**Task prompt**
Nothing but an exact reproduction of the records, pictures excluded, should be returned.

---------- Input material

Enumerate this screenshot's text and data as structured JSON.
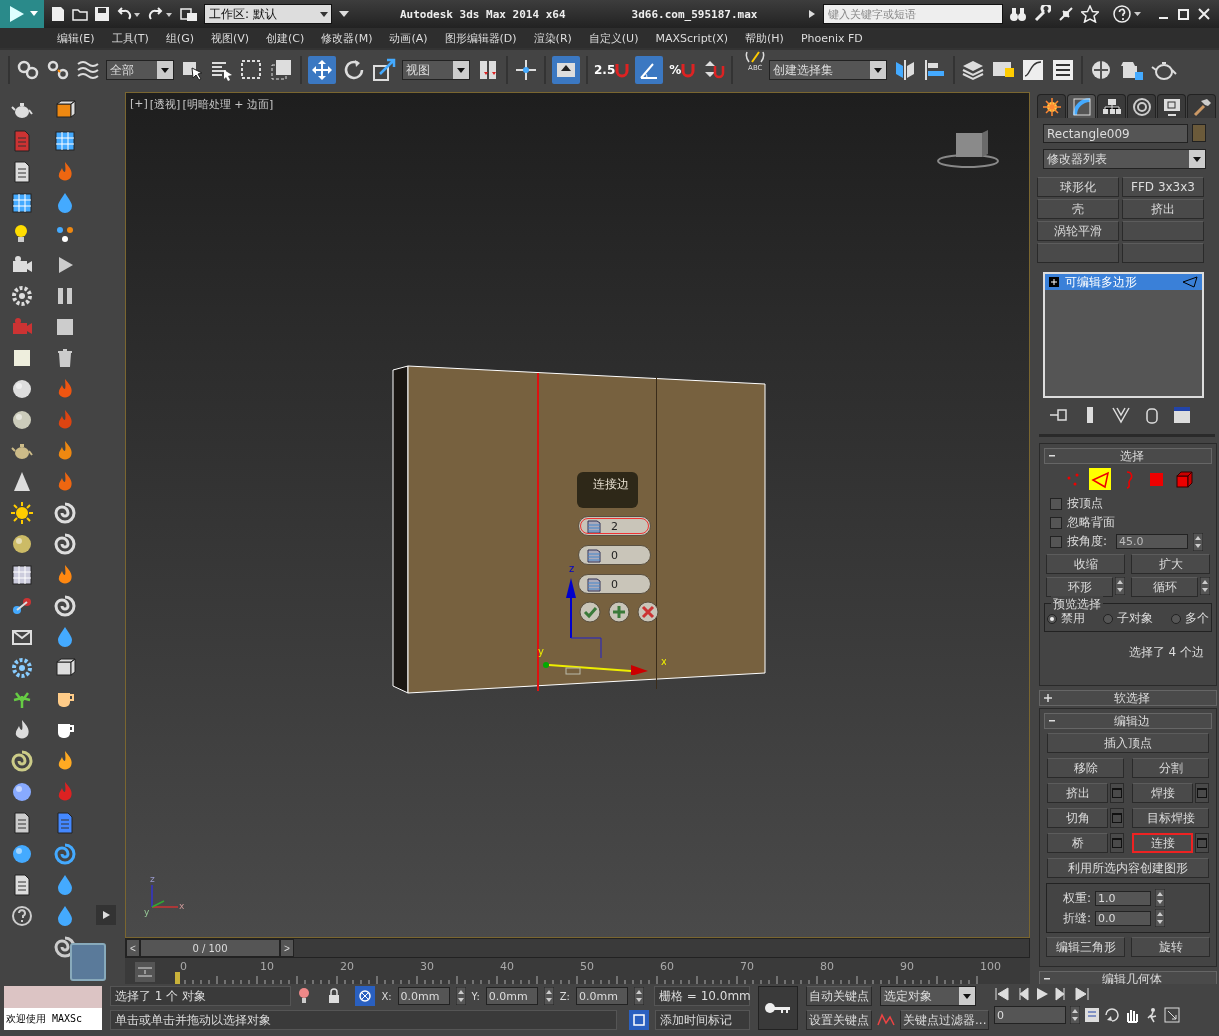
{
  "title_bar": {
    "workspace": "工作区: 默认",
    "title": "Autodesk 3ds Max  2014 x64",
    "file_name": "3d66.com_595187.max",
    "search": {
      "placeholder": "键入关键字或短语"
    }
  },
  "menu_bar": [
    "编辑(E)",
    "工具(T)",
    "组(G)",
    "视图(V)",
    "创建(C)",
    "修改器(M)",
    "动画(A)",
    "图形编辑器(D)",
    "渲染(R)",
    "自定义(U)",
    "MAXScript(X)",
    "帮助(H)",
    "Phoenix FD"
  ],
  "main_toolbar": {
    "selection_filter": "全部",
    "reference_coord": "视图",
    "snap_label": "2.5",
    "percent_snap_label": "%",
    "named_selection_label": "ABC",
    "named_selection_set": "创建选择集"
  },
  "viewport": {
    "labels": [
      "[+]",
      "[透视]",
      "[明暗处理 + 边面]"
    ],
    "caddy": {
      "title": "连接边",
      "fields": [
        {
          "value": "2",
          "selected": true
        },
        {
          "value": "0",
          "selected": false
        },
        {
          "value": "0",
          "selected": false
        }
      ]
    },
    "gizmo_labels": {
      "x": "x",
      "y": "y",
      "z": "z"
    },
    "corner_axis_labels": {
      "x": "x",
      "y": "y",
      "z": "z"
    }
  },
  "command_panel": {
    "tabs": [
      {
        "selected": false
      },
      {
        "selected": true
      },
      {
        "selected": false
      },
      {
        "selected": false
      },
      {
        "selected": false
      },
      {
        "selected": false
      }
    ],
    "object_name": "Rectangle009",
    "modifier_list": "修改器列表",
    "modifier_buttons": [
      "球形化",
      "FFD 3x3x3",
      "壳",
      "挤出",
      "涡轮平滑"
    ],
    "stack": [
      {
        "label": "可编辑多边形",
        "selected": true
      }
    ],
    "selection": {
      "title": "选择",
      "expanded": true,
      "subobjects": [
        {
          "selected": false
        },
        {
          "selected": true
        },
        {
          "selected": false
        },
        {
          "selected": false
        },
        {
          "selected": false
        }
      ],
      "checks": [
        {
          "label": "按顶点",
          "checked": false
        },
        {
          "label": "忽略背面",
          "checked": false
        },
        {
          "label": "按角度:",
          "checked": false,
          "value": "45.0"
        }
      ],
      "buttons": [
        {
          "label": "收缩",
          "spinner": false
        },
        {
          "label": "扩大",
          "spinner": false
        },
        {
          "label": "环形",
          "spinner": true
        },
        {
          "label": "循环",
          "spinner": true
        }
      ],
      "preview": {
        "title": "预览选择",
        "options": [
          {
            "label": "禁用",
            "selected": true
          },
          {
            "label": "子对象",
            "selected": false
          },
          {
            "label": "多个",
            "selected": false
          }
        ]
      },
      "status": "选择了 4 个边"
    },
    "soft_selection": {
      "title": "软选择",
      "expanded": false
    },
    "edit_edges": {
      "title": "编辑边",
      "expanded": true,
      "rows": [
        {
          "buttons": [
            {
              "label": "插入顶点",
              "settings": false,
              "highlighted": false
            }
          ]
        },
        {
          "buttons": [
            {
              "label": "移除",
              "settings": false,
              "highlighted": false
            },
            {
              "label": "分割",
              "settings": false,
              "highlighted": false
            }
          ]
        },
        {
          "buttons": [
            {
              "label": "挤出",
              "settings": true,
              "highlighted": false
            },
            {
              "label": "焊接",
              "settings": true,
              "highlighted": false
            }
          ]
        },
        {
          "buttons": [
            {
              "label": "切角",
              "settings": true,
              "highlighted": false
            },
            {
              "label": "目标焊接",
              "settings": false,
              "highlighted": false
            }
          ]
        },
        {
          "buttons": [
            {
              "label": "桥",
              "settings": true,
              "highlighted": false
            },
            {
              "label": "连接",
              "settings": true,
              "highlighted": true
            }
          ]
        },
        {
          "buttons": [
            {
              "label": "利用所选内容创建图形",
              "settings": false,
              "highlighted": false
            }
          ]
        }
      ],
      "weight": {
        "label": "权重:",
        "value": "1.0"
      },
      "crease": {
        "label": "折缝:",
        "value": "0.0"
      },
      "bottom_buttons": [
        "编辑三角形",
        "旋转"
      ]
    },
    "edit_geometry": {
      "title": "编辑几何体",
      "expanded": true
    }
  },
  "timeline": {
    "slider": "0 / 100",
    "level": 0,
    "prev": "<",
    "next": ">",
    "ruler_labels": [
      "0",
      "10",
      "20",
      "30",
      "40",
      "50",
      "60",
      "70",
      "80",
      "90",
      "100"
    ]
  },
  "status_bar": {
    "listener": "欢迎使用 MAXSc",
    "selection_info": "选择了 1 个 对象",
    "prompt": "单击或单击并拖动以选择对象",
    "coords": [
      {
        "axis": "X:",
        "value": "0.0mm"
      },
      {
        "axis": "Y:",
        "value": "0.0mm"
      },
      {
        "axis": "Z:",
        "value": "0.0mm"
      }
    ],
    "grid": "栅格 = 10.0mm",
    "add_time_tag": "添加时间标记",
    "auto_key": "自动关键点",
    "key_mode": "选定对象",
    "set_key": "设置关键点",
    "key_filters": "关键点过滤器...",
    "frame": "0"
  }
}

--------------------

**Response to the exercise**
Enumerate this screenshot's text and data as structured JSON.
{
  "title_bar": {
    "workspace": "工作区: 默认",
    "title": "Autodesk 3ds Max  2014 x64",
    "file_name": "3d66.com_595187.max",
    "search": {
      "placeholder": "键入关键字或短语"
    }
  },
  "menu_bar": [
    "编辑(E)",
    "工具(T)",
    "组(G)",
    "视图(V)",
    "创建(C)",
    "修改器(M)",
    "动画(A)",
    "图形编辑器(D)",
    "渲染(R)",
    "自定义(U)",
    "MAXScript(X)",
    "帮助(H)",
    "Phoenix FD"
  ],
  "main_toolbar": {
    "selection_filter": "全部",
    "reference_coord": "视图",
    "snap_label": "2.5",
    "percent_snap_label": "%",
    "named_selection_label": "ABC",
    "named_selection_set": "创建选择集"
  },
  "viewport": {
    "labels": [
      "[+]",
      "[透视]",
      "[明暗处理 + 边面]"
    ],
    "caddy": {
      "title": "连接边",
      "fields": [
        {
          "value": "2",
          "selected": true
        },
        {
          "value": "0",
          "selected": false
        },
        {
          "value": "0",
          "selected": false
        }
      ]
    },
    "gizmo_labels": {
      "x": "x",
      "y": "y",
      "z": "z"
    },
    "corner_axis_labels": {
      "x": "x",
      "y": "y",
      "z": "z"
    }
  },
  "command_panel": {
    "tabs": [
      {
        "selected": false
      },
      {
        "selected": true
      },
      {
        "selected": false
      },
      {
        "selected": false
      },
      {
        "selected": false
      },
      {
        "selected": false
      }
    ],
    "object_name": "Rectangle009",
    "modifier_list": "修改器列表",
    "modifier_buttons": [
      "球形化",
      "FFD 3x3x3",
      "壳",
      "挤出",
      "涡轮平滑"
    ],
    "stack": [
      {
        "label": "可编辑多边形",
        "selected": true
      }
    ],
    "selection": {
      "title": "选择",
      "expanded": true,
      "subobjects": [
        {
          "selected": false
        },
        {
          "selected": true
        },
        {
          "selected": false
        },
        {
          "selected": false
        },
        {
          "selected": false
        }
      ],
      "checks": [
        {
          "label": "按顶点",
          "checked": false
        },
        {
          "label": "忽略背面",
          "checked": false
        },
        {
          "label": "按角度:",
          "checked": false,
          "value": "45.0"
        }
      ],
      "buttons": [
        {
          "label": "收缩",
          "spinner": false
        },
        {
          "label": "扩大",
          "spinner": false
        },
        {
          "label": "环形",
          "spinner": true
        },
        {
          "label": "循环",
          "spinner": true
        }
      ],
      "preview": {
        "title": "预览选择",
        "options": [
          {
            "label": "禁用",
            "selected": true
          },
          {
            "label": "子对象",
            "selected": false
          },
          {
            "label": "多个",
            "selected": false
          }
        ]
      },
      "status": "选择了 4 个边"
    },
    "soft_selection": {
      "title": "软选择",
      "expanded": false
    },
    "edit_edges": {
      "title": "编辑边",
      "expanded": true,
      "rows": [
        {
          "buttons": [
            {
              "label": "插入顶点",
              "settings": false,
              "highlighted": false
            }
          ]
        },
        {
          "buttons": [
            {
              "label": "移除",
              "settings": false,
              "highlighted": false
            },
            {
              "label": "分割",
              "settings": false,
              "highlighted": false
            }
          ]
        },
        {
          "buttons": [
            {
              "label": "挤出",
              "settings": true,
              "highlighted": false
            },
            {
              "label": "焊接",
              "settings": true,
              "highlighted": false
            }
          ]
        },
        {
          "buttons": [
            {
              "label": "切角",
              "settings": true,
              "highlighted": false
            },
            {
              "label": "目标焊接",
              "settings": false,
              "highlighted": false
            }
          ]
        },
        {
          "buttons": [
            {
              "label": "桥",
              "settings": true,
              "highlighted": false
            },
            {
              "label": "连接",
              "settings": true,
              "highlighted": true
            }
          ]
        },
        {
          "buttons": [
            {
              "label": "利用所选内容创建图形",
              "settings": false,
              "highlighted": false
            }
          ]
        }
      ],
      "weight": {
        "label": "权重:",
        "value": "1.0"
      },
      "crease": {
        "label": "折缝:",
        "value": "0.0"
      },
      "bottom_buttons": [
        "编辑三角形",
        "旋转"
      ]
    },
    "edit_geometry": {
      "title": "编辑几何体",
      "expanded": true
    }
  },
  "timeline": {
    "slider": "0 / 100",
    "level": 0,
    "prev": "<",
    "next": ">",
    "ruler_labels": [
      "0",
      "10",
      "20",
      "30",
      "40",
      "50",
      "60",
      "70",
      "80",
      "90",
      "100"
    ]
  },
  "status_bar": {
    "listener": "欢迎使用 MAXSc",
    "selection_info": "选择了 1 个 对象",
    "prompt": "单击或单击并拖动以选择对象",
    "coords": [
      {
        "axis": "X:",
        "value": "0.0mm"
      },
      {
        "axis": "Y:",
        "value": "0.0mm"
      },
      {
        "axis": "Z:",
        "value": "0.0mm"
      }
    ],
    "grid": "栅格 = 10.0mm",
    "add_time_tag": "添加时间标记",
    "auto_key": "自动关键点",
    "key_mode": "选定对象",
    "set_key": "设置关键点",
    "key_filters": "关键点过滤器...",
    "frame": "0"
  }
}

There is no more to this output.